Stars, to be fair to them, are pretty reliable. Look up at them one day and, assuming you have a human lifespan, you can look again some time in the future and you'll likely still find them there, twinkling away from years to billions of years in the past.
Every now and then though, astronomers find that they have disappeared, sometimes with no readily apparent explanation for where they went. One such star was discovered to have vanished in 2019, leaving scientists stumped as to what happened.
The massive star was first spotted in 1962 in the metal-poor Kinman Dwarf galaxy around 75 million light-years away. From its spectra, it was determined to be a "luminous blue variable" star, giant stars that produce unpredictable variations in their light.
The star was seen repeatedly in observations of the Kinman Dwarf galaxy in the following decades. Then in 2019, astronomers looked using the European Southern Observatory's (ESO's) Very Large Telescope and found that the star – which had previously been 2.5 million times brighter than our Sun – had completely vanished.
Looking back through data, they found that it had disappeared from view sometime between 2011 and 2016. Usually, stars like this one would not disappear without a trace, instead ending their lives as bright supernovas.
"It would be highly unusual for such a massive star to disappear without producing a bright supernova explosion," Andrew Allan, then a PhD student at Trinity College Dublin and lead author on the paper, said in a statement. So where did it go?
Data indicated to the team that the star was undergoing a particularly strong outburst period before its disappearance, which can make blue variable stars lose mass and decrease in luminosity.
The team had two hypotheses. One, that the period of high activity led to a decrease in luminosity, which could explain the star's disappearance if coupled with the star being partially obscured by dust. Alternatively, the team say it's possible that the star collapsed into a black hole without going supernova, a rare event that would challenge what we know about the end of the lives of massive stars.

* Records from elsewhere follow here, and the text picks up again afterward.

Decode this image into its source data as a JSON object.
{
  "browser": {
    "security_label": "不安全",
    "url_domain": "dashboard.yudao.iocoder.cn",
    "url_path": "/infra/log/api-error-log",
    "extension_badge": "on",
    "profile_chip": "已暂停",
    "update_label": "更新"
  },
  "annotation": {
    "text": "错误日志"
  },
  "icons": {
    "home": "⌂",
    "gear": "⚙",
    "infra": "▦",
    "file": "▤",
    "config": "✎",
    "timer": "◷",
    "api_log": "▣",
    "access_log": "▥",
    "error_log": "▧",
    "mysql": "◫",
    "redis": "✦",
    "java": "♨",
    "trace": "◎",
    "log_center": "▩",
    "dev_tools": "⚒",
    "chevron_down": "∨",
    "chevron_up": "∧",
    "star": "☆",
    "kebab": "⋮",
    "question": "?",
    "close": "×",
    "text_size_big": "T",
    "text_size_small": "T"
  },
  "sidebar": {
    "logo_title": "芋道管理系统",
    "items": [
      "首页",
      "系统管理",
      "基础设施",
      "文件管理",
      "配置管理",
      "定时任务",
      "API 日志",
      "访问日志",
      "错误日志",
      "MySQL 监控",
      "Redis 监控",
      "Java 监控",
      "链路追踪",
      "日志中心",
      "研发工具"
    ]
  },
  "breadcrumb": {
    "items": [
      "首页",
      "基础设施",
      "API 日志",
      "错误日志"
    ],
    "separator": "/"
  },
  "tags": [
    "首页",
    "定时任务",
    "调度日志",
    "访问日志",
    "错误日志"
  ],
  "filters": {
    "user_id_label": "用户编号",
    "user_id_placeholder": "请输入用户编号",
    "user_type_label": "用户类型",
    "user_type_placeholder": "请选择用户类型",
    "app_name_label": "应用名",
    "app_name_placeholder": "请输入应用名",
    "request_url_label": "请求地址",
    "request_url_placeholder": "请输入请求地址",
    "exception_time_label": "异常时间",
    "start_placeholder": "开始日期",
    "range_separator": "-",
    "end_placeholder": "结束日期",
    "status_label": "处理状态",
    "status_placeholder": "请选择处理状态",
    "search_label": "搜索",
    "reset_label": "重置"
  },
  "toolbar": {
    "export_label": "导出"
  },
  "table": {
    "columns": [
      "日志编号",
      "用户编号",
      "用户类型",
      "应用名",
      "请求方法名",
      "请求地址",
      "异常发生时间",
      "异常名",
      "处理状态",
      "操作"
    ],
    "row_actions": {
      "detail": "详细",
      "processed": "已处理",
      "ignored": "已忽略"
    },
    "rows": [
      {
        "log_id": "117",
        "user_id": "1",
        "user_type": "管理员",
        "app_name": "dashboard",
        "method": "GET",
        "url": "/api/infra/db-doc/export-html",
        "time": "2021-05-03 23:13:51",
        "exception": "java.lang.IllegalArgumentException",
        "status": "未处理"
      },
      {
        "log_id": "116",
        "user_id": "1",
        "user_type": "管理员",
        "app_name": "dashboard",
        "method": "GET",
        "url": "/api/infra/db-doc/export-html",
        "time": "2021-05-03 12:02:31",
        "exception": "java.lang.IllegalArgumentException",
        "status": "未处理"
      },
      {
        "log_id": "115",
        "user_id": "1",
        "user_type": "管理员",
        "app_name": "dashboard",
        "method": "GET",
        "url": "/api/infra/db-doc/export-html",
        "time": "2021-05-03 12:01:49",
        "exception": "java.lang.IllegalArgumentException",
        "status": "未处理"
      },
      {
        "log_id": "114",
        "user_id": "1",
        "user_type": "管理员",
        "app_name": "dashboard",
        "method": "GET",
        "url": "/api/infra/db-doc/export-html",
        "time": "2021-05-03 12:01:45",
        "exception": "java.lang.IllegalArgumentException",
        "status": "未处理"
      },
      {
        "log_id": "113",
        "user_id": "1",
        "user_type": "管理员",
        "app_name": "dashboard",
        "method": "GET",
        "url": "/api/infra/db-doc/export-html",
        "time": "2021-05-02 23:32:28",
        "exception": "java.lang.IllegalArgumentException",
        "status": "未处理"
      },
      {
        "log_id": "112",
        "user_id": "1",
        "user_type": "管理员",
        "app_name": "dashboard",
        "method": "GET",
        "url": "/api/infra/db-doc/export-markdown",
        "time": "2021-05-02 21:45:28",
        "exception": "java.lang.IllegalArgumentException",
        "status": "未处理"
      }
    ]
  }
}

Unfortunately, an answer will be hard to come by, given that the galaxy is too far away to get a good look at with current technology. ESO’s Extremely Large Telescope, bigger than its Very Large Telescope, may provide more evidence when it launches in 2028.